Task data:

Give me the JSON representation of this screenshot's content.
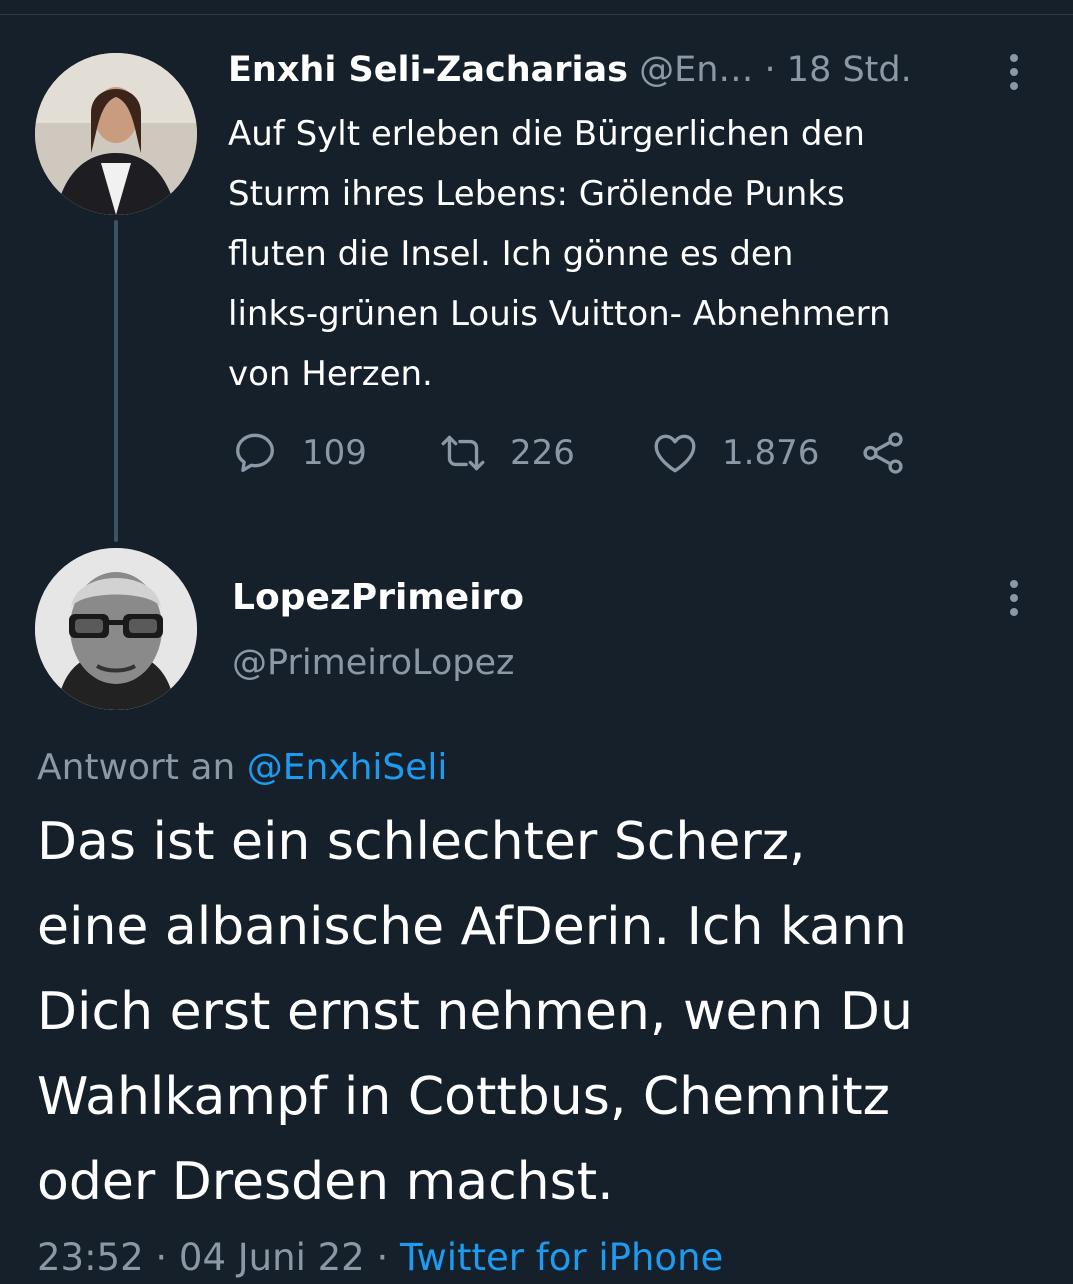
{
  "parent_tweet": {
    "display_name": "Enxhi Seli-Zacharias",
    "handle": "@En…",
    "time": "· 18 Std.",
    "text_lines": [
      "Auf Sylt erleben die Bürgerlichen den",
      "Sturm ihres Lebens: Grölende Punks",
      "fluten die Insel. Ich gönne es den",
      "links-grünen Louis Vuitton- Abnehmern",
      "von Herzen."
    ],
    "actions": {
      "replies": "109",
      "retweets": "226",
      "likes": "1.876"
    },
    "icons": [
      "reply-icon",
      "retweet-icon",
      "like-icon",
      "share-icon",
      "more-icon"
    ]
  },
  "reply_tweet": {
    "display_name": "LopezPrimeiro",
    "handle": "@PrimeiroLopez",
    "reply_prefix": "Antwort an",
    "reply_to": "@EnxhiSeli",
    "text_lines": [
      "Das ist ein schlechter Scherz,",
      "eine albanische AfDerin. Ich kann",
      "Dich erst ernst nehmen, wenn Du",
      "Wahlkampf in Cottbus, Chemnitz",
      "oder Dresden machst."
    ],
    "timestamp": "23:52 · 04 Juni 22 ·",
    "source": "Twitter for iPhone"
  },
  "colors": {
    "background": "#15202b",
    "muted": "#8b98a5",
    "link": "#1d9bf0"
  }
}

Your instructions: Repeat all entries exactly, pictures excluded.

Exercise result:
Give me the JSON representation of this screenshot's content.
{
  "parent_tweet": {
    "display_name": "Enxhi Seli-Zacharias",
    "handle": "@En…",
    "time": "· 18 Std.",
    "text_lines": [
      "Auf Sylt erleben die Bürgerlichen den",
      "Sturm ihres Lebens: Grölende Punks",
      "fluten die Insel. Ich gönne es den",
      "links-grünen Louis Vuitton- Abnehmern",
      "von Herzen."
    ],
    "actions": {
      "replies": "109",
      "retweets": "226",
      "likes": "1.876"
    },
    "icons": [
      "reply-icon",
      "retweet-icon",
      "like-icon",
      "share-icon",
      "more-icon"
    ]
  },
  "reply_tweet": {
    "display_name": "LopezPrimeiro",
    "handle": "@PrimeiroLopez",
    "reply_prefix": "Antwort an",
    "reply_to": "@EnxhiSeli",
    "text_lines": [
      "Das ist ein schlechter Scherz,",
      "eine albanische AfDerin. Ich kann",
      "Dich erst ernst nehmen, wenn Du",
      "Wahlkampf in Cottbus, Chemnitz",
      "oder Dresden machst."
    ],
    "timestamp": "23:52 · 04 Juni 22 ·",
    "source": "Twitter for iPhone"
  },
  "colors": {
    "background": "#15202b",
    "muted": "#8b98a5",
    "link": "#1d9bf0"
  }
}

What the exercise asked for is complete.